This is an article from the Oct. 26, 2015 issue
CONTINUE TO EXPERIMENT
A run of successful prospecting and player development has lifted the Jazz into playoff contention. The ascent of 7'1" center Rudy Gobert after Enes Kanter's midseason departure crystallized the team's defense-first identity; the growing sophistication of Derrick Favors's game solidified the frontcourt; Gordon Hayward's improvement as a shot creator energized the offense; and young bench players boldly took advantage of their minutes to become reliable contributors.
Utah finished seventh in the NBA in net rating after the beginning of the new year and won 20 of its last 31 games, so big things are expected this season, and rightly so. But the Jazz's pursuit of their first postseason appearance since 2012 shouldn't come at the expense of their willingness to let growing players try new things—the formula that allowed the team to make a huge leap in 2014--15 under first-year coach Quin Snyder.
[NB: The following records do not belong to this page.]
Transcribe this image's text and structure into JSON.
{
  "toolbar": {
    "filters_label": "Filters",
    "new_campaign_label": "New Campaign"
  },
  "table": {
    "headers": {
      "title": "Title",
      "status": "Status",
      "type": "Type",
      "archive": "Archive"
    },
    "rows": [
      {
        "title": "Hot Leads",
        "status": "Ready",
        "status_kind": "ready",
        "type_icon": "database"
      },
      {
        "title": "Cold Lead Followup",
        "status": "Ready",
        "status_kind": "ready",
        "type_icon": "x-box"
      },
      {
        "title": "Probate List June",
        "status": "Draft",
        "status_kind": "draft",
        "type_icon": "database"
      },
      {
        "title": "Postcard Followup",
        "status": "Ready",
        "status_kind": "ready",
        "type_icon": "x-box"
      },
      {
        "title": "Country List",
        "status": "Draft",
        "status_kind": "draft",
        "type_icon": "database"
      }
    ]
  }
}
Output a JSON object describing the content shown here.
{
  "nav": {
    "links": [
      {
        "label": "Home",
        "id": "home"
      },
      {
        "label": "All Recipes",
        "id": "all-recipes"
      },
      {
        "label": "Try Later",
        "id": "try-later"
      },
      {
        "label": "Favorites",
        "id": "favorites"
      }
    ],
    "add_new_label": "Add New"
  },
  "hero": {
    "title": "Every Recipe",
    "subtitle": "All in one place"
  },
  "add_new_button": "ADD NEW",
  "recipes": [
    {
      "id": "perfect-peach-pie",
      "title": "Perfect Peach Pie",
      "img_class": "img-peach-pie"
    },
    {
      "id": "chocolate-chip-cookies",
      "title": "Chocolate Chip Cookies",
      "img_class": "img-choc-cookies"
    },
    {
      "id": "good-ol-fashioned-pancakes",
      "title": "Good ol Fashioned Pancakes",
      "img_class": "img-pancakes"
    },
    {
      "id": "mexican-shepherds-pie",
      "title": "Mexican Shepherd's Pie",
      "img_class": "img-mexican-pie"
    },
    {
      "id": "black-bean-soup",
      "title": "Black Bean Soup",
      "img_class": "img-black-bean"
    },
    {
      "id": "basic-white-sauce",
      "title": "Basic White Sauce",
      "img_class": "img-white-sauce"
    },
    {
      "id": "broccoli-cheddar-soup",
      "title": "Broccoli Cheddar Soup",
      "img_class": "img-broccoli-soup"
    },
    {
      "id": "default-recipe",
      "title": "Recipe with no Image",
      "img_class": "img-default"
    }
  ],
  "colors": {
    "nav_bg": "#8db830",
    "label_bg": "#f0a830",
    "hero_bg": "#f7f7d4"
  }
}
This is especially true at point guard. Second-year man Dante Exum is out indefinitely with a torn left ACL, and Utah doesn't have a single starting-caliber player on its roster to replace him. Trey Burke will get his chances, as will the recently added Raul Neto. Yet the Jazz should also try no-point-guard lineups that put the ball in the hands of wings like Hayward, Alec Burks, Rodney Hood or Joe Ingles. Snyder has a sharp, creative mind. He needs to keep pushing the boundaries, even as expectations heighten.
A rival scout sizes up Utah
Quin Snyder took the defense that the Spurs use as a base—where they funnel everything into Tim Duncan—and funneled everything to Rudy Gobert. Gobert runs the floor with so few strides and blocks shots with his anticipation as well as his length. On offense he has great hands. You can mess up any pass, and he can still catch it and finish.... Derrick Favors still gets into foul trouble too much, but I've seen steady progress. His rebounding is consistent at both ends. He doesn't disappear; you don't see a lot of zero-point, six-rebound games out of him. He can be out there with a Blake Griffin and guard the drive, and he won't get bullied by guys like Zach Randolph.... Trey Burke had a decent rookie year [in 2013--14], then injuries, the coaching change, the style change—they all hurt him. Then they drafted a guy [Dante Exum, who will likely miss this season] over him at his position, and Burke went into a funk. He took some terrible shots.... Gordon Hayward is pretty good at creating shots. He has a high release, good size [6'8"] and uses screens well. Quin encourages him to shoot threes, and that makes him even more of a weapon. Teams isolate him and go at him on defense, but he has underrated length. He benefits from Rudy being behind him.... They led the NBA in passes and have lots of ball movement, which is what Rodney Hood does well. He finds open spots and has three-point range. They're not going to put him in a lot of pick-and-rolls as a handler, but he can take his man one-on-one.... They really jelled in the second half last season. If they have that same effort this season, they'll be fighting for a playoff spot.
COACH QUIN SNYDER
(2nd season with the Jazz)
2014--15 RECORD 38-44
(3rd in Northwest)
PG TREY BURKE
12.8 PPG; 4.3 APG; 36.8 FG%; 31.8 3FG%
SG ALEC BURKS
13.9 PPG; 4.2 RPG; 3.0 APG; 38.2 3FG%
SF GORDON HAYWARD
19.3 PPG; 4.9 RPG; 4.1 APG; 44.5 FG%
PF DERRICK FAVORS
16.0 PPG; 8.2 RPG; 1.7 BPG; 52.5 FG%
C RUDY GOBERT
8.4 PPG; 9.5 RPG; 2.3 BPG; 60.4 FG%
SG RODNEY HOOD
8.7 PPG; 2.3 RPG; 41.4 FG%; 36.5 3FG%
PF TREVOR BOOKER
7.2 PPG; 5.0 RPG; 0.5 BPG; 48.7 FG%
SF ELIJAH MILLSAP
5.3 PPG; 3.2 RPG; 1.2 SPG; 34.0 FG%
Shooting fouls drawn by Gordon Hayward last season—a 33.3% increase over 2013--14. Hayward's improved ability to break down defenses off the dribble and draw contact helped him lift his scoring average from 16.2 to 19.3 points.